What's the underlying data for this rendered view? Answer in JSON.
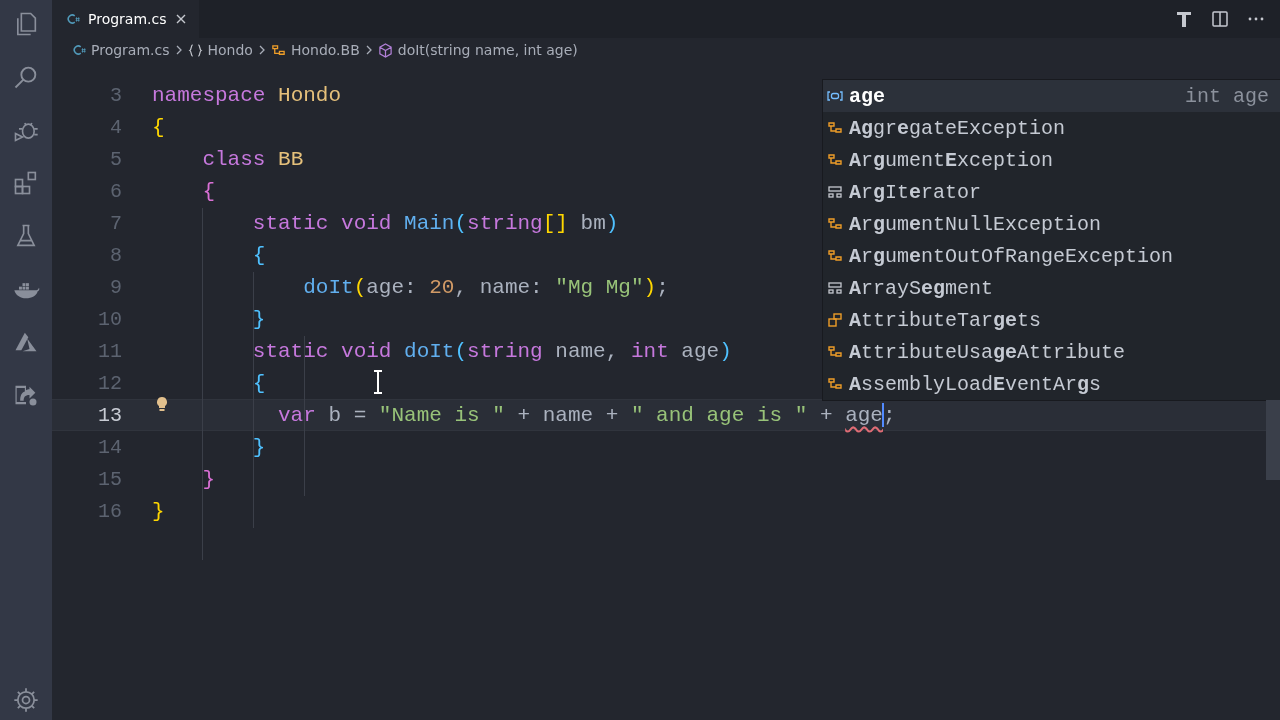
{
  "activity_bar": {
    "items": [
      {
        "kind": "files",
        "selected": false
      },
      {
        "kind": "search",
        "selected": false
      },
      {
        "kind": "debug",
        "selected": false
      },
      {
        "kind": "extensions",
        "selected": false
      },
      {
        "kind": "flask",
        "selected": false
      },
      {
        "kind": "whale",
        "selected": false
      },
      {
        "kind": "azure",
        "selected": false
      },
      {
        "kind": "share",
        "selected": false
      }
    ]
  },
  "tabs": [
    {
      "label": "Program.cs",
      "selected": true
    }
  ],
  "breadcrumbs": [
    {
      "kind": "file",
      "label": "Program.cs"
    },
    {
      "kind": "namespace",
      "label": "Hondo"
    },
    {
      "kind": "class",
      "label": "Hondo.BB"
    },
    {
      "kind": "method",
      "label": "doIt(string name, int age)"
    }
  ],
  "editor": {
    "lines": [
      {
        "number": "3",
        "current": false,
        "lightbulb": false,
        "tokens": [
          {
            "kind": "keyword",
            "text": "namespace"
          },
          {
            "kind": "type",
            "text": " Hondo"
          }
        ]
      },
      {
        "number": "4",
        "current": false,
        "lightbulb": false,
        "tokens": [
          {
            "kind": "bracket1",
            "text": "{"
          }
        ]
      },
      {
        "number": "5",
        "current": false,
        "lightbulb": false,
        "tokens": [
          {
            "kind": "keyword",
            "text": "    class"
          },
          {
            "kind": "type",
            "text": " BB"
          }
        ]
      },
      {
        "number": "6",
        "current": false,
        "lightbulb": false,
        "tokens": [
          {
            "kind": "bracket2",
            "text": "    {"
          }
        ]
      },
      {
        "number": "7",
        "current": false,
        "lightbulb": false,
        "tokens": [
          {
            "kind": "keyword",
            "text": "        static void"
          },
          {
            "kind": "function",
            "text": " Main"
          },
          {
            "kind": "bracket3",
            "text": "("
          },
          {
            "kind": "keyword",
            "text": "string"
          },
          {
            "kind": "bracket1",
            "text": "[]"
          },
          {
            "kind": "plain",
            "text": " bm"
          },
          {
            "kind": "bracket3",
            "text": ")"
          }
        ]
      },
      {
        "number": "8",
        "current": false,
        "lightbulb": false,
        "tokens": [
          {
            "kind": "bracket3",
            "text": "        {"
          }
        ]
      },
      {
        "number": "9",
        "current": false,
        "lightbulb": false,
        "tokens": [
          {
            "kind": "function",
            "text": "            doIt"
          },
          {
            "kind": "bracket1",
            "text": "("
          },
          {
            "kind": "plain",
            "text": "age: "
          },
          {
            "kind": "number",
            "text": "20"
          },
          {
            "kind": "plain",
            "text": ", name: "
          },
          {
            "kind": "string",
            "text": "\"Mg Mg\""
          },
          {
            "kind": "bracket1",
            "text": ")"
          },
          {
            "kind": "plain",
            "text": ";"
          }
        ]
      },
      {
        "number": "10",
        "current": false,
        "lightbulb": false,
        "tokens": [
          {
            "kind": "bracket3",
            "text": "        }"
          }
        ]
      },
      {
        "number": "11",
        "current": false,
        "lightbulb": false,
        "tokens": [
          {
            "kind": "keyword",
            "text": "        static void"
          },
          {
            "kind": "function",
            "text": " doIt"
          },
          {
            "kind": "bracket3",
            "text": "("
          },
          {
            "kind": "keyword",
            "text": "string"
          },
          {
            "kind": "plain",
            "text": " name, "
          },
          {
            "kind": "keyword",
            "text": "int"
          },
          {
            "kind": "plain",
            "text": " age"
          },
          {
            "kind": "bracket3",
            "text": ")"
          }
        ]
      },
      {
        "number": "12",
        "current": false,
        "lightbulb": false,
        "tokens": [
          {
            "kind": "bracket3",
            "text": "        {"
          }
        ]
      },
      {
        "number": "13",
        "current": true,
        "lightbulb": true,
        "tokens": [
          {
            "kind": "keyword",
            "text": "          var"
          },
          {
            "kind": "plain",
            "text": " b = "
          },
          {
            "kind": "string",
            "text": "\"Name is \""
          },
          {
            "kind": "plain",
            "text": " + name + "
          },
          {
            "kind": "string",
            "text": "\" and age is \""
          },
          {
            "kind": "plain",
            "text": " + "
          },
          {
            "kind": "plain",
            "text": "age",
            "error": true
          },
          {
            "kind": "plain",
            "text": ";"
          }
        ]
      },
      {
        "number": "14",
        "current": false,
        "lightbulb": false,
        "tokens": [
          {
            "kind": "bracket3",
            "text": "        }"
          }
        ]
      },
      {
        "number": "15",
        "current": false,
        "lightbulb": false,
        "tokens": [
          {
            "kind": "bracket2",
            "text": "    }"
          }
        ]
      },
      {
        "number": "16",
        "current": false,
        "lightbulb": false,
        "tokens": [
          {
            "kind": "bracket1",
            "text": "}"
          }
        ]
      }
    ]
  },
  "suggestions": [
    {
      "kind": "variable",
      "label": "age",
      "detail": "int age",
      "selected": true
    },
    {
      "kind": "class",
      "label": "**Ag**gr**e**gateException",
      "selected": false
    },
    {
      "kind": "class",
      "label": "**A**r**g**ument**E**xception",
      "selected": false
    },
    {
      "kind": "struct",
      "label": "**A**r**g**It**e**rator",
      "selected": false
    },
    {
      "kind": "class",
      "label": "**A**r**g**um**e**ntNullException",
      "selected": false
    },
    {
      "kind": "class",
      "label": "**A**r**g**um**e**ntOutOfRangeException",
      "selected": false
    },
    {
      "kind": "struct",
      "label": "**A**rrayS**eg**ment",
      "selected": false
    },
    {
      "kind": "enum",
      "label": "**A**ttributeTar**ge**ts",
      "selected": false
    },
    {
      "kind": "class",
      "label": "**A**ttributeUsa**ge**Attribute",
      "selected": false
    },
    {
      "kind": "class",
      "label": "**A**ssemblyLoad**E**ventAr**g**s",
      "selected": false
    }
  ]
}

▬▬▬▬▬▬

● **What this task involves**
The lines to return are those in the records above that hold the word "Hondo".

● **The answer**
      "label": "Hondo"
      "label": "Hondo.BB"
            "text": " Hondo"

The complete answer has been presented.